Let me give you an example: I think I mentioned this when I talked [at Indoor Ag-Con], the 2-oz. basil you see in the Northeast, which prices out on shelves at $3.49 to $3.99 depending on the retailer, is coming out of our Elkwood facility. Our Elkwood facility is one of these large-scale facilities I just mentioned to you. It’s great quality organic basil, and it is growing in our Elkwood facility and we’re getting a margin on that product that makes us profitable at Elkwood. So we are actually delivering a lower price point for organic. Now keep in mind all the CEA players out there are basically charging the same amount for their produce in the Northeast, for their basil, and they’re only putting a 1.25-oz. package out.
Pictured: You can see the layers of production space here. The newest facilities will have six layers on a 100,000-plus sq. ft. footprint.
JP: We don’t often see producers moving from greenhouse to indoor farms. What financial benefits do you see going vertical over greenhouse?
MR: It’s cheaper to grow indoors than it is in greenhouses and we proved that through the track record of our own operations in Harrisonburg. We went to this multi-level facility in Harrisonburg in 2019, we had results. What that showed is we could grow more cost-effectively there than in greenhouses and the reasons why are very interesting.
Number one, yeah, you have to pay for lights. Yes, that is a cost. That is the downside if you put apart the cost of building the facilities themselves. However, what you don’t have in those facilities is the gobs of people, labor costs, that you see in greenhouses. We estimate it is one-tenth the labor cost. In addition to that, when you grow indoors, control of the lighting and the variation you get on lighting from greenhouse means that you get far less yield—consistent yield, which is really important in our business—than you do in an indoor facility.
JP: What are some of the production challenges you’ve had to overcome with vertical farming in making that transition from greenhouse to vertical farm?
MR: Obviously we had to figure out in these multi-levels how to move product around with automation. One of our big step-ups was to go from our smaller facilities in Harrisonburg that didn’t have as much automation as we do in our large-scale facilities in Elkwood and now Anderson, where you’re literally moving flats of pots of plants around. So we borrowed heavily, as I disclosed, from the floriculture industry to do that. Installing all this automation there was, frankly, a little bit of “Will this work?” because we hadn’t done it before and the answer is “Absolutely, yes, it has” because now we’re doing it.

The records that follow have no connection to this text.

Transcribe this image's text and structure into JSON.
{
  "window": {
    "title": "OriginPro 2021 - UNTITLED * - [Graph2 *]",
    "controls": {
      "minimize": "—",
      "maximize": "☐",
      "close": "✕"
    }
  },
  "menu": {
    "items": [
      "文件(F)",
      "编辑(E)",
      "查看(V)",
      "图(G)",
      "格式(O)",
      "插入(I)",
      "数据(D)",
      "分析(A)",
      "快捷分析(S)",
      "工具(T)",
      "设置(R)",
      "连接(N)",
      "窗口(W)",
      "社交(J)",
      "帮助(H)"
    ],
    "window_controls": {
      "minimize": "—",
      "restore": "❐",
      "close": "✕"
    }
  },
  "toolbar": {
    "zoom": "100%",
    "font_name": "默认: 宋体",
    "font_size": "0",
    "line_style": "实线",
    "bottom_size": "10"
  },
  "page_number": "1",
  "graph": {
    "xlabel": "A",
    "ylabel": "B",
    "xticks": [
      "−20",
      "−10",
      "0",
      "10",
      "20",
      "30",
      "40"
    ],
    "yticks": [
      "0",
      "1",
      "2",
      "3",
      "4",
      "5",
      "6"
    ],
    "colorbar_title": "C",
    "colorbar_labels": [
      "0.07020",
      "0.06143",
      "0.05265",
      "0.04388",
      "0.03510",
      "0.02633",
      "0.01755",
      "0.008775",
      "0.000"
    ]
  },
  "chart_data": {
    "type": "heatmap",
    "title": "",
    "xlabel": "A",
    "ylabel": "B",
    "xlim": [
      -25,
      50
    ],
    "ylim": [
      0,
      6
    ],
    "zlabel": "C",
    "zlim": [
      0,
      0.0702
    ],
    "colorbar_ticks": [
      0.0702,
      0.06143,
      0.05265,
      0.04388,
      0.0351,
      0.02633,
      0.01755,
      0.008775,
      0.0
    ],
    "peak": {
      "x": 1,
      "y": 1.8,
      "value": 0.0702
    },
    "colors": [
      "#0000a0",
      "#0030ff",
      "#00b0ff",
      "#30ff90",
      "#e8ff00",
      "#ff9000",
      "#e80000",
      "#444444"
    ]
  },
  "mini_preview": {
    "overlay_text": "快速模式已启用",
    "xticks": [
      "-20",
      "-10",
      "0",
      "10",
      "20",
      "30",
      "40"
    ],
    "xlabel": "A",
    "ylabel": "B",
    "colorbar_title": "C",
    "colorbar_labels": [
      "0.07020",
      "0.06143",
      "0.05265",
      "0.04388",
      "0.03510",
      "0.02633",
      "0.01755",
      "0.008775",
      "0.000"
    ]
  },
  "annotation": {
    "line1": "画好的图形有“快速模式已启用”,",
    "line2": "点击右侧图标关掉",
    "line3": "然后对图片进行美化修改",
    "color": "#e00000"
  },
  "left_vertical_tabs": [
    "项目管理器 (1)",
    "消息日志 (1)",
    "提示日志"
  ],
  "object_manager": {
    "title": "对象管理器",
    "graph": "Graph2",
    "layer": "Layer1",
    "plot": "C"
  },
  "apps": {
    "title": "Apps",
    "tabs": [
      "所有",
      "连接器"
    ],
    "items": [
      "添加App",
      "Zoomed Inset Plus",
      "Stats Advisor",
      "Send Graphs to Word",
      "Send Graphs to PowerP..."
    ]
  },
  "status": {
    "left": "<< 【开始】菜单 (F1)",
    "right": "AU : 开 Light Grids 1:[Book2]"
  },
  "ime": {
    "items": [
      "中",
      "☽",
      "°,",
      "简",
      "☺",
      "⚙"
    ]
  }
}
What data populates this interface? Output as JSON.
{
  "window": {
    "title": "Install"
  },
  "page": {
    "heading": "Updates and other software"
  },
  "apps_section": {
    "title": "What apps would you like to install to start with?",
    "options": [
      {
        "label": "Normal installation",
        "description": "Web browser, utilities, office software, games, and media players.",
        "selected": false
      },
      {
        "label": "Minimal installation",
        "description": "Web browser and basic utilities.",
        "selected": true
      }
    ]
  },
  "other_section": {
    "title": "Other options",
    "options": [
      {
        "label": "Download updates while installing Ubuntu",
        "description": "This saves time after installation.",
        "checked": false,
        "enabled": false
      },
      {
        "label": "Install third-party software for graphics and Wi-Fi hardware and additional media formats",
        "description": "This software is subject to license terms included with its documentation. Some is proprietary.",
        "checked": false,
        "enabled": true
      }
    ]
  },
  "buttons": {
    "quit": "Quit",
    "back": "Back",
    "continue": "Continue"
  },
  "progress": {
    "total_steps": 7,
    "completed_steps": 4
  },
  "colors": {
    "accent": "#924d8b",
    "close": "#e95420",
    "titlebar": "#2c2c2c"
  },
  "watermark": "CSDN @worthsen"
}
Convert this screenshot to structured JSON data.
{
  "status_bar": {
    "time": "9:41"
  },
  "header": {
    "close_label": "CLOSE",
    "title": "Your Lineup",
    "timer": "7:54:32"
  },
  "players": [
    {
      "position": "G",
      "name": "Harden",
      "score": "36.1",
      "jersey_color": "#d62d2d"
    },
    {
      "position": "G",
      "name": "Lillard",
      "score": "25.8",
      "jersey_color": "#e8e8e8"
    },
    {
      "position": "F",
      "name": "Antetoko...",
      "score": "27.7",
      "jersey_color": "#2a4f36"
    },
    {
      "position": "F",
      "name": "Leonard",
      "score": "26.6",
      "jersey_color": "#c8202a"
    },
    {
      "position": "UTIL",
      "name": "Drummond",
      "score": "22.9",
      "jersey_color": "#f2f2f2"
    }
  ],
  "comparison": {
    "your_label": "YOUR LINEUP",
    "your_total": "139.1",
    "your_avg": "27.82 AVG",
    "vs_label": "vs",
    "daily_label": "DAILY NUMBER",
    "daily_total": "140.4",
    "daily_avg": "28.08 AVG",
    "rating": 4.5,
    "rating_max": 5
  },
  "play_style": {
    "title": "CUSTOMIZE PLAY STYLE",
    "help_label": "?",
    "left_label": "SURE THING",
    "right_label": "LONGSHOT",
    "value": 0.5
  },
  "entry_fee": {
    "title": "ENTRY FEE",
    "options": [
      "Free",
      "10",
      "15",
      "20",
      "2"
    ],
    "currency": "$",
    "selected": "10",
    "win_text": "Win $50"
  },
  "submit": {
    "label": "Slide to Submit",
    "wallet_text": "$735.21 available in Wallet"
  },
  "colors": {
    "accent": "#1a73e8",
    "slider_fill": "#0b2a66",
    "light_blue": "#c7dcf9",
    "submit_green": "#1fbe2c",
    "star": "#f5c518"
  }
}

One of the issues, of course, is carbon dioxide, and the dirty secret as you know of the floriculture and the greenhouse industries is people tend to burn propane, for lots of reasons, including the carbon dioxide it gives off. What we have done—and it hasn’t gotten a lot of attention yet, surprisingly—we are now in our multi-level facilities taking the carbon dioxide offput from breweries and distilleries. Stuff that would normally get released into the atmosphere and releasing it inside our facilities. And that’s been a big deal and a big challenge and I’m really proud of where we are. That’s a huge advantage, and ultimately, it will put us on a path—and we’re not there yet—but will put us on a pathway to carbon neutrality.
JP: Where do you see CEA, in general, going over the next five years?
MR: I would say we are in the very early days. This is an industry that’s going to be here for a long time to come. And I liken it to the electric car industry … there were a lot of early attempts at electric cars that were interesting and groundbreaking, but ultimately not commercially viable. I think we are going to see the emergence of commercially viable indoor growing, CEA growing, across the next year or two. And, ultimately, that will mean consolidation. I’m optimistic, of course I am, about Soli because I know our financials, and there may be others out there who do the same. But it is going to be the people who can grow cost effectively and meet the market for what the market wants that are really going to win.